An Evening of Indigenous Night Sky Stories in a Virtual Discovery Center Program this Friday Night, April 15
Concord, NH –On Friday night, April 15 at p.m., the McAuliffe-Shepard Discovery Center and the Cowasuck Band of the Penacook Abenaki People present An Evening of Indigenous Stories of the Night Sky. In this free virtual program made possible by a grant from New Hampshire Humanities, emcees Chief Paul and Denise Pouliot, head speakers of the Cowasuck Band, welcome four noted indigenous storytellers to share tales of the stars, the Northern Lights, constellations important to Northeast Native America, and the Earth: HearsCrow, Anne Jennison, Louise Profeit-LeBlanc and Claudia Spears Moorehead. This Zoom program is free and open to the public, but registration is required; registration is via the Discovery Center’s website, www.starhop.com.

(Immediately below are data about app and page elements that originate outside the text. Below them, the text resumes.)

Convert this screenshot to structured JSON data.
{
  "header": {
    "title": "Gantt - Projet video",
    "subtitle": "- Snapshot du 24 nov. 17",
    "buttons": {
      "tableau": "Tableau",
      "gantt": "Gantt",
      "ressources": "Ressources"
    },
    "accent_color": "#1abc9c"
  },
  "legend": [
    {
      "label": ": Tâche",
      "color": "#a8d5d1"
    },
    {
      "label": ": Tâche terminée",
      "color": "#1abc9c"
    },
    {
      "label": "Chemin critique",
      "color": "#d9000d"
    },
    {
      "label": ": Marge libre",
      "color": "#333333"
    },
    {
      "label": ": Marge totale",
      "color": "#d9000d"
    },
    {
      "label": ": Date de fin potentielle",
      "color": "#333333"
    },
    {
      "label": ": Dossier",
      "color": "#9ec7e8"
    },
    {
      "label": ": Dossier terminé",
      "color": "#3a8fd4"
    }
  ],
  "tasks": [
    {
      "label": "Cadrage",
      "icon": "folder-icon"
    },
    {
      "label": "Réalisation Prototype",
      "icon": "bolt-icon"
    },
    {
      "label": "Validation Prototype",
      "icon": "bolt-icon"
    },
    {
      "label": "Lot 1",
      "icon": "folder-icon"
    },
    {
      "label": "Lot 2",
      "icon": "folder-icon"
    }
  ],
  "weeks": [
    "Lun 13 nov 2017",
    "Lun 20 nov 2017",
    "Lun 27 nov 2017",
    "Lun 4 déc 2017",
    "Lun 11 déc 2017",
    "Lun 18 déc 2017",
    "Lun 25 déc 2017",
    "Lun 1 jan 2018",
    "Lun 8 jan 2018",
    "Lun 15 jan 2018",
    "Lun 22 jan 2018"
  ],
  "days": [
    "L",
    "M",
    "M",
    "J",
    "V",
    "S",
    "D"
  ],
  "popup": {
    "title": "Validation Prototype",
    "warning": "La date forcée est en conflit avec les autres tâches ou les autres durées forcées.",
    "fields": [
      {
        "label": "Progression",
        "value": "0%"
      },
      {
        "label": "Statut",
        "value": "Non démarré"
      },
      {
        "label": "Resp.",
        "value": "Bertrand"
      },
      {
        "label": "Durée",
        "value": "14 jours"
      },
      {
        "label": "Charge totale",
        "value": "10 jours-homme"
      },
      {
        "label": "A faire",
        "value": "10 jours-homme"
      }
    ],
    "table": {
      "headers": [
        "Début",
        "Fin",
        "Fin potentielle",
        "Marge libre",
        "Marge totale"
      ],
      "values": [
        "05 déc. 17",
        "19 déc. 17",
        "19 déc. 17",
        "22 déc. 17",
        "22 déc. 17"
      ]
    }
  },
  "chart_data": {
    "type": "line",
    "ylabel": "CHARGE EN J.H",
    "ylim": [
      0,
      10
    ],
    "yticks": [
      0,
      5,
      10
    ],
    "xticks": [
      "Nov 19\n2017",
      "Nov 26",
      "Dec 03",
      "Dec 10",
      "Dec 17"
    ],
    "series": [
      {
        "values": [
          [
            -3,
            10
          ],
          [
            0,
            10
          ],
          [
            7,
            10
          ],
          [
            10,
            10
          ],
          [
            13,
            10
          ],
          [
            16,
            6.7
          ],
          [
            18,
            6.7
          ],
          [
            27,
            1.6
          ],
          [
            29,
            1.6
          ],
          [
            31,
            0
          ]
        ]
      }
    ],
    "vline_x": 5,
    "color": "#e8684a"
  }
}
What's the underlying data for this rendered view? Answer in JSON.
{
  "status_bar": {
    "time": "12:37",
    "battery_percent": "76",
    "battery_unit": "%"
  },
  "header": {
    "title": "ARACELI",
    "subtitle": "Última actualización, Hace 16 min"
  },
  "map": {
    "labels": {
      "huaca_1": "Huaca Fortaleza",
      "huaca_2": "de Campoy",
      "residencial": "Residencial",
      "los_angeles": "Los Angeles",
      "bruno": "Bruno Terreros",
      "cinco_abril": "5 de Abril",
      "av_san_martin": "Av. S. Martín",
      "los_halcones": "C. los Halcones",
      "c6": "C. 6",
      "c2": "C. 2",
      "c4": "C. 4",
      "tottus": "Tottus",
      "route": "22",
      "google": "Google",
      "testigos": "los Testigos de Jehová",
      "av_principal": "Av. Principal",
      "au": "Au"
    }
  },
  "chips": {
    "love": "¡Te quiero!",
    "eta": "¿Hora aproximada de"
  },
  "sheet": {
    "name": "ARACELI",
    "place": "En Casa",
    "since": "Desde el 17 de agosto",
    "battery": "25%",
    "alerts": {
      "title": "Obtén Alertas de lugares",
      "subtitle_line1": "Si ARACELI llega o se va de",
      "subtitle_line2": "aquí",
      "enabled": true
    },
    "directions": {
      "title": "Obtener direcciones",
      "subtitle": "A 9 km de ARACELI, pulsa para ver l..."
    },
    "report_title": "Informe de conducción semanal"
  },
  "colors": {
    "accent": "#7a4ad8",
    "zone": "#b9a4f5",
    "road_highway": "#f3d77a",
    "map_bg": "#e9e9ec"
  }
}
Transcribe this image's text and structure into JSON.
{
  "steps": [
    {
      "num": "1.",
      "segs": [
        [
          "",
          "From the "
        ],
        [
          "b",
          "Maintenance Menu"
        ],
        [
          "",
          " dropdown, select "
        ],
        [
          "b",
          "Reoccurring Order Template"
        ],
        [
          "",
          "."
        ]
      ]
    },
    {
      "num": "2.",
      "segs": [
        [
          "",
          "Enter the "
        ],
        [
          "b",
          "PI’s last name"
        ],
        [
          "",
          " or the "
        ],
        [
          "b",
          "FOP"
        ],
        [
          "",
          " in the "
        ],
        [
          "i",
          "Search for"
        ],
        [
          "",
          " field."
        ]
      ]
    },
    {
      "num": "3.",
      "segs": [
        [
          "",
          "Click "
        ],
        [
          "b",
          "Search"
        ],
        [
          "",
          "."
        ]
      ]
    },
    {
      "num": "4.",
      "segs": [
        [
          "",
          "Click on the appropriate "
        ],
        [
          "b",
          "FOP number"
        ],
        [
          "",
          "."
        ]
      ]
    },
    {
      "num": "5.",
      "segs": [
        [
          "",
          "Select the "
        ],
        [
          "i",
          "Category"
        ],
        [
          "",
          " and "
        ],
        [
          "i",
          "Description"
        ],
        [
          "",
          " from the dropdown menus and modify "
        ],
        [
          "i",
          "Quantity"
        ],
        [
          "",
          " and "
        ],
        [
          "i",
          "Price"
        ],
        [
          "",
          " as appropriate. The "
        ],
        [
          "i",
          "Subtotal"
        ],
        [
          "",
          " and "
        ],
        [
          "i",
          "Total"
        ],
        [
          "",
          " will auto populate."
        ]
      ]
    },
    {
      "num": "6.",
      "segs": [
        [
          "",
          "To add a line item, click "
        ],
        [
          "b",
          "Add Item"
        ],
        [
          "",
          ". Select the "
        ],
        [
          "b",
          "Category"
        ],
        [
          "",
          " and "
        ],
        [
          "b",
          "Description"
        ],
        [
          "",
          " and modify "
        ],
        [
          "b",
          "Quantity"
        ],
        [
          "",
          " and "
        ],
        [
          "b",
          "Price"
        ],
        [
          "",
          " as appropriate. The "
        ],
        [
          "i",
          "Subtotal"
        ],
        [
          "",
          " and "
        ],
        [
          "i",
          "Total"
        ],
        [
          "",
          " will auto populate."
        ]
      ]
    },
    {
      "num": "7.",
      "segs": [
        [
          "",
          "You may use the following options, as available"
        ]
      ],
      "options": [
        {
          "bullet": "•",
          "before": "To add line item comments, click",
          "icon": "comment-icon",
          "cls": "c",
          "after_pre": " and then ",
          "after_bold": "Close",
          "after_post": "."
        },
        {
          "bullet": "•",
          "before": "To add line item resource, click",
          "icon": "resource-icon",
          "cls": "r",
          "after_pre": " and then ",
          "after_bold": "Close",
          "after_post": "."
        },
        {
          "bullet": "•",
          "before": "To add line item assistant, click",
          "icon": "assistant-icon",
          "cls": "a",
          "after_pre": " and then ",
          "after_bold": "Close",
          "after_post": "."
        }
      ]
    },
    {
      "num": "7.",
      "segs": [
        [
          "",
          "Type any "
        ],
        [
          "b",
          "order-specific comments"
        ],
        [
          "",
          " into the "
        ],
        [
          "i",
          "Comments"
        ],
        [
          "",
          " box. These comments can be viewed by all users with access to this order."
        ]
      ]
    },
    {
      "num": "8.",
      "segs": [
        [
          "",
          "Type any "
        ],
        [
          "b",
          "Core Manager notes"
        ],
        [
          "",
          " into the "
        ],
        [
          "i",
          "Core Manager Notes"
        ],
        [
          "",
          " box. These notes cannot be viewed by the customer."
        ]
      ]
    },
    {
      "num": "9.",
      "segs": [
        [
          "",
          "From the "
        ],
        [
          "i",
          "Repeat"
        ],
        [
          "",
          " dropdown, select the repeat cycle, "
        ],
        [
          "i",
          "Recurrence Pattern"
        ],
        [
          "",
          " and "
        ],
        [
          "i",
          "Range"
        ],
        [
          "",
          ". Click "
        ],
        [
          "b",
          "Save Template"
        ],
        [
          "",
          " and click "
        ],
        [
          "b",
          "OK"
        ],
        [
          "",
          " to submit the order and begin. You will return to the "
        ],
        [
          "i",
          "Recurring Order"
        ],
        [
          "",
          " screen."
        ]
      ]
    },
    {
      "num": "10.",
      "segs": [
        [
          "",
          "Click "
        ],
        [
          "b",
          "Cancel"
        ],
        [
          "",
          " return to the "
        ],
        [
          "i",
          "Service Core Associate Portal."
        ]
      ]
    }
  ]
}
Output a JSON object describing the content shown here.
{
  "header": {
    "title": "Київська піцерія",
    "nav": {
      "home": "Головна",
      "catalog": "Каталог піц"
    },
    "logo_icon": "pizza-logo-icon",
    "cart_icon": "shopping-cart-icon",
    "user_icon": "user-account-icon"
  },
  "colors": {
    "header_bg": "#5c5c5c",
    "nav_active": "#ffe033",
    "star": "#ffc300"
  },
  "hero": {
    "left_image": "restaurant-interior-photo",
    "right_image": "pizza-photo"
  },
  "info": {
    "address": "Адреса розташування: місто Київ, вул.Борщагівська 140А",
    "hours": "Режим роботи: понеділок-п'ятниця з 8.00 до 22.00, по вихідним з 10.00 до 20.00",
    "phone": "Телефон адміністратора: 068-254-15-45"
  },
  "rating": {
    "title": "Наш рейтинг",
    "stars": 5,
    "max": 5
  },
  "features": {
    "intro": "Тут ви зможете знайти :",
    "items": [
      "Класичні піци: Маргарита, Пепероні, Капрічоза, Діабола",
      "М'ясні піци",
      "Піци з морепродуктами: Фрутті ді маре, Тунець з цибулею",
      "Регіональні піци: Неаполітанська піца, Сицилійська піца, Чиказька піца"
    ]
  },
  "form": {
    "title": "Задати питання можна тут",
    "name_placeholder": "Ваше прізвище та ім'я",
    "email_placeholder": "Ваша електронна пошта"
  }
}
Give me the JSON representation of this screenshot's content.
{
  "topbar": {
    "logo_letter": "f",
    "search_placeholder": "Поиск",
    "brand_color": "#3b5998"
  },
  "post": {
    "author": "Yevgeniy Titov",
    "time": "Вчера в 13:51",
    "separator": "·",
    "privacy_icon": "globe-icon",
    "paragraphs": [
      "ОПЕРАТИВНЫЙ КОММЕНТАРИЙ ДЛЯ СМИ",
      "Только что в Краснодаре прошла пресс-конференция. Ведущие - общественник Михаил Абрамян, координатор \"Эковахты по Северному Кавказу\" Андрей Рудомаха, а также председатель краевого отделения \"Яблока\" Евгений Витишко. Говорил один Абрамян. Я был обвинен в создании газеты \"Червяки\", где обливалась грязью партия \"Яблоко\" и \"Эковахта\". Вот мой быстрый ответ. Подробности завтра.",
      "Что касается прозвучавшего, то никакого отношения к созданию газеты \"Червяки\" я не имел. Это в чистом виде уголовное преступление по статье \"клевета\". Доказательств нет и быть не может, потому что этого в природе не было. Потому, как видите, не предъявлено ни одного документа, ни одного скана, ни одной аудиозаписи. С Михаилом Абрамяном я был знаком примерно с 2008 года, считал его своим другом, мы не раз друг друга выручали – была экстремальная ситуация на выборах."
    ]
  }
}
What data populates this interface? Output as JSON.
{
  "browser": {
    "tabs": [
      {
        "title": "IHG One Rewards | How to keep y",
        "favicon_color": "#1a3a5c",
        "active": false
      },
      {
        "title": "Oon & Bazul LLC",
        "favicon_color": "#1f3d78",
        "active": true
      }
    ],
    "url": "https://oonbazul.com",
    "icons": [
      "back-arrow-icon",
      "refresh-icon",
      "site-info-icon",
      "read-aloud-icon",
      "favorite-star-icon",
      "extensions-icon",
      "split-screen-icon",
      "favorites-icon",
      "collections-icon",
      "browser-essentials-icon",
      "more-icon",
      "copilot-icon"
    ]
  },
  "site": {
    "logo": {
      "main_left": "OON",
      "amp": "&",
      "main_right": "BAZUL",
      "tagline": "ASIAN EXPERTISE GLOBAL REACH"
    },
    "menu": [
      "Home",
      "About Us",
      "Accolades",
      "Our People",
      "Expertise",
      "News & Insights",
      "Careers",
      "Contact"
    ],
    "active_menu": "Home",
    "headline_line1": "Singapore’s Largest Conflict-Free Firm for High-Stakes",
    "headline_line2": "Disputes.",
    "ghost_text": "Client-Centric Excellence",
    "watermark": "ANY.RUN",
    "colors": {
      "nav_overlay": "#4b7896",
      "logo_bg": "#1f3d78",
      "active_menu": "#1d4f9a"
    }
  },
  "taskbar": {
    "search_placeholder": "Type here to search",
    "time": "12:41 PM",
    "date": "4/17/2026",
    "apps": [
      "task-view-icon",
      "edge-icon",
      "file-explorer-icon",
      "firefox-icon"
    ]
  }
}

An Indigenous historian, lecturer, federal religious advisor and a founding member of the Indigenous New Hampshire Collaborative Collective, Paul Pouliot is Sag8mo or Chief Speaker for the Cowasuck Band of the Penacook Abenaki People and president of COWASS North America and the Abenaki Nation of Vermont. Currently serving on the New Hampshire Commission on Native American Affairs, Denise Pouliot is the Sag8moskwa (Female Head Speaker) of the Cowasuck Band of the Penacook Abenaki People, treasurer of COWASS North America and a traditional artist.
Chair of the NH Commission on Native American Affairs, Anne Jennison is a traditional Native American storyteller and historian with a master’s degree in storytelling and history and more than 30 years of experience sharing Indigenous lesson stories with audiences of all kinds. Deborah Spears Moorehead (aka Talking Water – “KutooSeepoo”) is an internationally known Wampanoag Storyteller, Visual, and Performing Artist, Author, Culture Bearer, Educational Consultant, and Song Writer. Louise Profeit-LeBlanc (Tse Duna - “The Beaver Woman”) is a traditional storyteller from the Na-Cho Nyak Dun First Nation of the Yukon Territory in Northwestern Canada, who now makes her home in Quebec. Hears Crow (Nootauau Kaukôntuah - “She Hears it from him, the Crow“) is a woman of the Eastern Woodlands who lives her life in the tradition of the Nanhigganêuck, the people known today as the Narragansett. She is a Storyteller of Longhouse Tales, told in many different ways, including Native Sign Language, call and response, and other traditional styles.
Dedicated to NH Space Pioneers Christa McAuliffe and Alan Shepard, the McAuliffe-Shepard Discovery Center features 21st century interactive exhibits on aviation, astronomy, Earth and space science, a full-dome, all-digital planetarium and a variety of science, technology, and engineering and mathematics programs. The engaging, robust educational programs are geared towards families, teens, seniors, students, community groups and lifelong learners. For more information, visit www.starhop.com